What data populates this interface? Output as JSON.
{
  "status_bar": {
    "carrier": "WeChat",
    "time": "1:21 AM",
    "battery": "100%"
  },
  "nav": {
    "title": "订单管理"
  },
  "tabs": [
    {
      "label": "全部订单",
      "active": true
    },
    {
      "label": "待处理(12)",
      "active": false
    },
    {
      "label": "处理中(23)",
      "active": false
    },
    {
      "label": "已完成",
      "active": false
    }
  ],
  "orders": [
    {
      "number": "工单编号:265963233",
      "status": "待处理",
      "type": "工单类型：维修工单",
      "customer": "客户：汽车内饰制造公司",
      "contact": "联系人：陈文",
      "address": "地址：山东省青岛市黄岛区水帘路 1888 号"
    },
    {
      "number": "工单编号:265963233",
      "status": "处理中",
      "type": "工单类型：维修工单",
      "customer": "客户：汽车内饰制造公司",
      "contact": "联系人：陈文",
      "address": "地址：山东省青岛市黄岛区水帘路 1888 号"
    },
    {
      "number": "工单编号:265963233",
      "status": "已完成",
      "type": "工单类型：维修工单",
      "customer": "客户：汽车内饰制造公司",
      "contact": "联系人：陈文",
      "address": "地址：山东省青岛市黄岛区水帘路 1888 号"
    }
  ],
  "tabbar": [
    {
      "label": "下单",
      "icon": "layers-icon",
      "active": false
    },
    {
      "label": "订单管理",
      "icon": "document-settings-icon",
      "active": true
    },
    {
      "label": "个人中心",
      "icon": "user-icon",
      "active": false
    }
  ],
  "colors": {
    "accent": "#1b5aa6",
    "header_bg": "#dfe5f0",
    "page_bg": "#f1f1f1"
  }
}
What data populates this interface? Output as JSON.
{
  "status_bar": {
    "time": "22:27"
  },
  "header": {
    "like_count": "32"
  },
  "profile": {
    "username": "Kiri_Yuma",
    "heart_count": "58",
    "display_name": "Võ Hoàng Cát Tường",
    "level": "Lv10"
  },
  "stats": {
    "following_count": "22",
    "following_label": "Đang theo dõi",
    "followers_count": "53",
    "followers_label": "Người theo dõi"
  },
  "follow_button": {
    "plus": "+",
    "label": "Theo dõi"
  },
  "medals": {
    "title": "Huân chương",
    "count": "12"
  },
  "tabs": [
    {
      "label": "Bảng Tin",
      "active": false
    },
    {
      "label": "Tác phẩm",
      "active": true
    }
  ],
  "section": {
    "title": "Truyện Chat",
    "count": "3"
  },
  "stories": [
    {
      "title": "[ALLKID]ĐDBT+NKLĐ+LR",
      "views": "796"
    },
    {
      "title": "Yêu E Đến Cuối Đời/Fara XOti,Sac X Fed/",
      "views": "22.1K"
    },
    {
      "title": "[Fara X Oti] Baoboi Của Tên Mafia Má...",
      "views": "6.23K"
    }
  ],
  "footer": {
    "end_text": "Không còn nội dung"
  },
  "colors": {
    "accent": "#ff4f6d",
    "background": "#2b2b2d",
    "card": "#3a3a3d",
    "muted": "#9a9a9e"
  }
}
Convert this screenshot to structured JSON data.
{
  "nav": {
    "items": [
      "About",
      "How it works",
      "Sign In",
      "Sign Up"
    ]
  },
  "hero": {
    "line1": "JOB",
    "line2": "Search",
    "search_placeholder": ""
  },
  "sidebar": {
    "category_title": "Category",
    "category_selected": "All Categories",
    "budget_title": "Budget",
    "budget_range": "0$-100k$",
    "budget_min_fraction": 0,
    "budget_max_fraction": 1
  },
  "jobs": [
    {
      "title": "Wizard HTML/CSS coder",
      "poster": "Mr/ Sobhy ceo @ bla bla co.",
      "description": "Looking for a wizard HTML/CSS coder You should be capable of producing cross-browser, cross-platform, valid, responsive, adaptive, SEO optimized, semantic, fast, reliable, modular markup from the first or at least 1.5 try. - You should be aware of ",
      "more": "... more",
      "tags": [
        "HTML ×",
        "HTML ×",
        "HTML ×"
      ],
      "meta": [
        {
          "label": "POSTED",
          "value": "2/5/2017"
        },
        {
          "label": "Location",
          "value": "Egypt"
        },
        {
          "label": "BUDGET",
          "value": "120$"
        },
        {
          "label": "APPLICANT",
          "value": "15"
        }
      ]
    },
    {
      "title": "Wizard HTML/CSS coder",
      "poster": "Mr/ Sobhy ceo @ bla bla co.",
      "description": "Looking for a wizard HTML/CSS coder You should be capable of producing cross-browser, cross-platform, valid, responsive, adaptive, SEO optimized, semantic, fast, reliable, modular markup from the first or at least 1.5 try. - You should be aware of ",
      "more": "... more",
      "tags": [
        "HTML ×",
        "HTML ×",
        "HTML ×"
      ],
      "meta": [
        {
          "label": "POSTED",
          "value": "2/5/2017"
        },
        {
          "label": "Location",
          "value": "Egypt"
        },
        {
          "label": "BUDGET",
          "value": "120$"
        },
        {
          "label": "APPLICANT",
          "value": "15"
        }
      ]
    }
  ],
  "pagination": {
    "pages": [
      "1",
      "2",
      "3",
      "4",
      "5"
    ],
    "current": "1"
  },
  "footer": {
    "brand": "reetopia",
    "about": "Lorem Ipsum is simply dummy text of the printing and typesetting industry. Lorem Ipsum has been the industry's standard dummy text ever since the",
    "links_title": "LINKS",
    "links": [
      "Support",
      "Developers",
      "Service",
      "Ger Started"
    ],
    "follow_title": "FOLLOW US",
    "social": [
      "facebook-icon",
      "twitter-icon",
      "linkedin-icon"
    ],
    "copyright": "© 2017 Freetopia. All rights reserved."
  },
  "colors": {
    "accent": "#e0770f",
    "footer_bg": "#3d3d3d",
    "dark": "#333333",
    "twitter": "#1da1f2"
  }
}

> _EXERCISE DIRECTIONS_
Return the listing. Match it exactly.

> _TASK SOLUTION_
What data populates this interface? Output as JSON.
{
  "status_bar": {
    "carrier": "WeChat",
    "time": "1:21 AM",
    "battery": "100%"
  },
  "nav": {
    "title": "订单管理"
  },
  "tabs": [
    {
      "label": "全部订单",
      "active": true
    },
    {
      "label": "待处理(12)",
      "active": false
    },
    {
      "label": "处理中(23)",
      "active": false
    },
    {
      "label": "已完成",
      "active": false
    }
  ],
  "orders": [
    {
      "number": "工单编号:265963233",
      "status": "待处理",
      "type": "工单类型：维修工单",
      "customer": "客户：汽车内饰制造公司",
      "contact": "联系人：陈文",
      "address": "地址：山东省青岛市黄岛区水帘路 1888 号"
    },
    {
      "number": "工单编号:265963233",
      "status": "处理中",
      "type": "工单类型：维修工单",
      "customer": "客户：汽车内饰制造公司",
      "contact": "联系人：陈文",
      "address": "地址：山东省青岛市黄岛区水帘路 1888 号"
    },
    {
      "number": "工单编号:265963233",
      "status": "已完成",
      "type": "工单类型：维修工单",
      "customer": "客户：汽车内饰制造公司",
      "contact": "联系人：陈文",
      "address": "地址：山东省青岛市黄岛区水帘路 1888 号"
    }
  ],
  "tabbar": [
    {
      "label": "下单",
      "icon": "layers-icon",
      "active": false
    },
    {
      "label": "订单管理",
      "icon": "document-settings-icon",
      "active": true
    },
    {
      "label": "个人中心",
      "icon": "user-icon",
      "active": false
    }
  ],
  "colors": {
    "accent": "#1b5aa6",
    "header_bg": "#dfe5f0",
    "page_bg": "#f1f1f1"
  }
}
What data populates this interface? Output as JSON.
{
  "status_bar": {
    "time": "22:27"
  },
  "header": {
    "like_count": "32"
  },
  "profile": {
    "username": "Kiri_Yuma",
    "heart_count": "58",
    "display_name": "Võ Hoàng Cát Tường",
    "level": "Lv10"
  },
  "stats": {
    "following_count": "22",
    "following_label": "Đang theo dõi",
    "followers_count": "53",
    "followers_label": "Người theo dõi"
  },
  "follow_button": {
    "plus": "+",
    "label": "Theo dõi"
  },
  "medals": {
    "title": "Huân chương",
    "count": "12"
  },
  "tabs": [
    {
      "label": "Bảng Tin",
      "active": false
    },
    {
      "label": "Tác phẩm",
      "active": true
    }
  ],
  "section": {
    "title": "Truyện Chat",
    "count": "3"
  },
  "stories": [
    {
      "title": "[ALLKID]ĐDBT+NKLĐ+LR",
      "views": "796"
    },
    {
      "title": "Yêu E Đến Cuối Đời/Fara XOti,Sac X Fed/",
      "views": "22.1K"
    },
    {
      "title": "[Fara X Oti] Baoboi Của Tên Mafia Má...",
      "views": "6.23K"
    }
  ],
  "footer": {
    "end_text": "Không còn nội dung"
  },
  "colors": {
    "accent": "#ff4f6d",
    "background": "#2b2b2d",
    "card": "#3a3a3d",
    "muted": "#9a9a9e"
  }
}
Convert this screenshot to structured JSON data.
{
  "nav": {
    "items": [
      "About",
      "How it works",
      "Sign In",
      "Sign Up"
    ]
  },
  "hero": {
    "line1": "JOB",
    "line2": "Search",
    "search_placeholder": ""
  },
  "sidebar": {
    "category_title": "Category",
    "category_selected": "All Categories",
    "budget_title": "Budget",
    "budget_range": "0$-100k$",
    "budget_min_fraction": 0,
    "budget_max_fraction": 1
  },
  "jobs": [
    {
      "title": "Wizard HTML/CSS coder",
      "poster": "Mr/ Sobhy ceo @ bla bla co.",
      "description": "Looking for a wizard HTML/CSS coder You should be capable of producing cross-browser, cross-platform, valid, responsive, adaptive, SEO optimized, semantic, fast, reliable, modular markup from the first or at least 1.5 try. - You should be aware of ",
      "more": "... more",
      "tags": [
        "HTML ×",
        "HTML ×",
        "HTML ×"
      ],
      "meta": [
        {
          "label": "POSTED",
          "value": "2/5/2017"
        },
        {
          "label": "Location",
          "value": "Egypt"
        },
        {
          "label": "BUDGET",
          "value": "120$"
        },
        {
          "label": "APPLICANT",
          "value": "15"
        }
      ]
    },
    {
      "title": "Wizard HTML/CSS coder",
      "poster": "Mr/ Sobhy ceo @ bla bla co.",
      "description": "Looking for a wizard HTML/CSS coder You should be capable of producing cross-browser, cross-platform, valid, responsive, adaptive, SEO optimized, semantic, fast, reliable, modular markup from the first or at least 1.5 try. - You should be aware of ",
      "more": "... more",
      "tags": [
        "HTML ×",
        "HTML ×",
        "HTML ×"
      ],
      "meta": [
        {
          "label": "POSTED",
          "value": "2/5/2017"
        },
        {
          "label": "Location",
          "value": "Egypt"
        },
        {
          "label": "BUDGET",
          "value": "120$"
        },
        {
          "label": "APPLICANT",
          "value": "15"
        }
      ]
    }
  ],
  "pagination": {
    "pages": [
      "1",
      "2",
      "3",
      "4",
      "5"
    ],
    "current": "1"
  },
  "footer": {
    "brand": "reetopia",
    "about": "Lorem Ipsum is simply dummy text of the printing and typesetting industry. Lorem Ipsum has been the industry's standard dummy text ever since the",
    "links_title": "LINKS",
    "links": [
      "Support",
      "Developers",
      "Service",
      "Ger Started"
    ],
    "follow_title": "FOLLOW US",
    "social": [
      "facebook-icon",
      "twitter-icon",
      "linkedin-icon"
    ],
    "copyright": "© 2017 Freetopia. All rights reserved."
  },
  "colors": {
    "accent": "#e0770f",
    "footer_bg": "#3d3d3d",
    "dark": "#333333",
    "twitter": "#1da1f2"
  }
}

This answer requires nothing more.